  call    _printf                             add       r0, pc, r0
  leave                                       bl        _printf
  ret                                         ldr       r0, [r7, #-4]
                                              mov       sp, r7
                                              pop       {r7, lr}
                                              mov       pc, lr

It is during the translation from the high-level language to the assembly language that the compiler might apply code optimizations. These optimizations must obey the semantics of the source program. An optimized program should do the same thing as its original version. Nowadays compilers are very good at changing the program in such a way that it becomes more efficient. For instance, a combination of two well-known optimizations, loop unwinding and constant propagation can optimize our example program to the point that the loop is completely removed. As an example, we can run the optimizer using the following command, assuming again that cc1 is the default compiler that gcc uses: cc1 -O1 f1.c -o f2.opt.s. The final program that we produce this time, f2.opt.s is surprisingly concise:

  .cstring
LC0:
  .ascii "The sum is %d\12\0"
  .text
.globl _main
_main:
  pushl %ebp
  movl  %esp, %ebp
  subl  $24, %esp
  movl  $800, 4(%esp)
  movl  $LC0, (%esp)
  call  _printf
  leave
  ret

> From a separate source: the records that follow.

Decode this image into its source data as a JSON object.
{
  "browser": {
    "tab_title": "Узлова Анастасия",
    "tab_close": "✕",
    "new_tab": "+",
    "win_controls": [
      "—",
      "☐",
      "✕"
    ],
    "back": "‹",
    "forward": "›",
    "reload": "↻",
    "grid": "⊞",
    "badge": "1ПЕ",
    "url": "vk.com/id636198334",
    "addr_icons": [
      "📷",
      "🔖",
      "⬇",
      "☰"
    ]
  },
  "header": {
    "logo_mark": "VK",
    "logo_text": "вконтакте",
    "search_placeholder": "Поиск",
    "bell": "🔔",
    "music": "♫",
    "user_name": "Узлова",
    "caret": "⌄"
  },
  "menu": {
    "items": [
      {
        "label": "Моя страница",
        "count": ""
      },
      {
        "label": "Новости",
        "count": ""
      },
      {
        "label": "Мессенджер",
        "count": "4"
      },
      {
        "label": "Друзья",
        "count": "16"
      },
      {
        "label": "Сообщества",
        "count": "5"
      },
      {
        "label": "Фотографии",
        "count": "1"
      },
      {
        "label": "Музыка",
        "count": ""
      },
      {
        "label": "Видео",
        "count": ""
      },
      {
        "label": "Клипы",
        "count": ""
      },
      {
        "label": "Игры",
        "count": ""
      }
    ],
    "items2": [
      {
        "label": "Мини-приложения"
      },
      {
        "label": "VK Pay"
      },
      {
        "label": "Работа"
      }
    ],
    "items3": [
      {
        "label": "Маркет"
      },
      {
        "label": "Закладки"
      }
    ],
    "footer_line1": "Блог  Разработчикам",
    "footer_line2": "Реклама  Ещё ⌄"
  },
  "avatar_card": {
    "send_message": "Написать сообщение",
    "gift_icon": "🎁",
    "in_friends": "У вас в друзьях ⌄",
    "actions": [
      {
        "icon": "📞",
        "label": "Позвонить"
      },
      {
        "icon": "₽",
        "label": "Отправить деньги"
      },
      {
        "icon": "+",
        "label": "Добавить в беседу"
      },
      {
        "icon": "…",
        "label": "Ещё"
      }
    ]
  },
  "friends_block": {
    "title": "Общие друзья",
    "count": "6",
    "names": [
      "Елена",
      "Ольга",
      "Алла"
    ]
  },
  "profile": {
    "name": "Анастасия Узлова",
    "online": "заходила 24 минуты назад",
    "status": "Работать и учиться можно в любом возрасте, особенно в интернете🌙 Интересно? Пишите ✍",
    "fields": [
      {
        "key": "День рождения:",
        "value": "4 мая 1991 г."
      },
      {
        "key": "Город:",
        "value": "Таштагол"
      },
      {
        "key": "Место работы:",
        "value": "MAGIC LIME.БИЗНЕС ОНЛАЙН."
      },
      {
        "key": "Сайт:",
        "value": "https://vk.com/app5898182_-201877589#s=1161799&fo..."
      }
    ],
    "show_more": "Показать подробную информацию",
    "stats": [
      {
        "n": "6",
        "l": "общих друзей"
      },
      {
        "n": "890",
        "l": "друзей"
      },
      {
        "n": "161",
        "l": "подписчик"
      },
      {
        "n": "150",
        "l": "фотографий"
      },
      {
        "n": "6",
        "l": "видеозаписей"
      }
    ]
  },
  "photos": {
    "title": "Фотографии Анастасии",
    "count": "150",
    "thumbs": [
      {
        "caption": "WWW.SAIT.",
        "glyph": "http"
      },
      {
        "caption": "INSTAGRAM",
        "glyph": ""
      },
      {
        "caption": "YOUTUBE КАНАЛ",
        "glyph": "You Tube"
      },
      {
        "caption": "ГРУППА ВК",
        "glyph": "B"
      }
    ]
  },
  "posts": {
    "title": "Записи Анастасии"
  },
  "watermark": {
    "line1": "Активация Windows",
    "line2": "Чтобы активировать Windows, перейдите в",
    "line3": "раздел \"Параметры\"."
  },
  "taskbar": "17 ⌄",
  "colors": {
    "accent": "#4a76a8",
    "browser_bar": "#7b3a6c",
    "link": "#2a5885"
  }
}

The next step in the compilation chain consists in the translation of the assembly language to binary code. The assembly program is still readable by people. The binary program, also called an object file can, of course, be read by human beings, but there are not many human beings who are up to this task these days. Translating from assembly to binary code is a rather simple task, because both these languages have the same syntactic structure. Only their lexical structure differs. Whereas the assembly file is written with ASCII [w:Assembly_language#Opcode_mnemonics_and_extended_mnemonics|[mnemonics]], the binary file contains sequences of zeros and ones that the hardware processor recognizes. A typical tool used in this phase is the as assembler. We can produce an object file with the command below as f2.s -o f3.o.

The object file is not executable yet. It does contain enough information to specify where to find the implementation of the printf function, for example. In the next step of the compilation process we change this file so that the address of functions defined in an external libraries be visible. Each operating system provides programmers with a number of libraries that can be used together with code that they create. A special software, the linker can find the address of functions in these libraries, thus fixing the blank addresses in the object file. Different operating systems use different linkers. A typical tool, in this case, is ld or collect2. For instance, in order to produce the executable program in a Mac OS running Leopard, we can use the command collect2 -o f4.exe -lcrt1.10.5.o f3.o -lSystem.

At this point we almost have an executable file, but our linked binary program is bound to suffer a last transformation before we can see its output. All the addresses in the binary code are relative. We must replace these addresses by absolute values, which point correctly to the targets of the function calls and other program objects. This last step is the responsibility of a program called loader. The loader dumps an image of the program into memory and runs it.

Syntax Directed Type Checking · Interpreted Programs

Last modified on 30 June 2012, at 14:12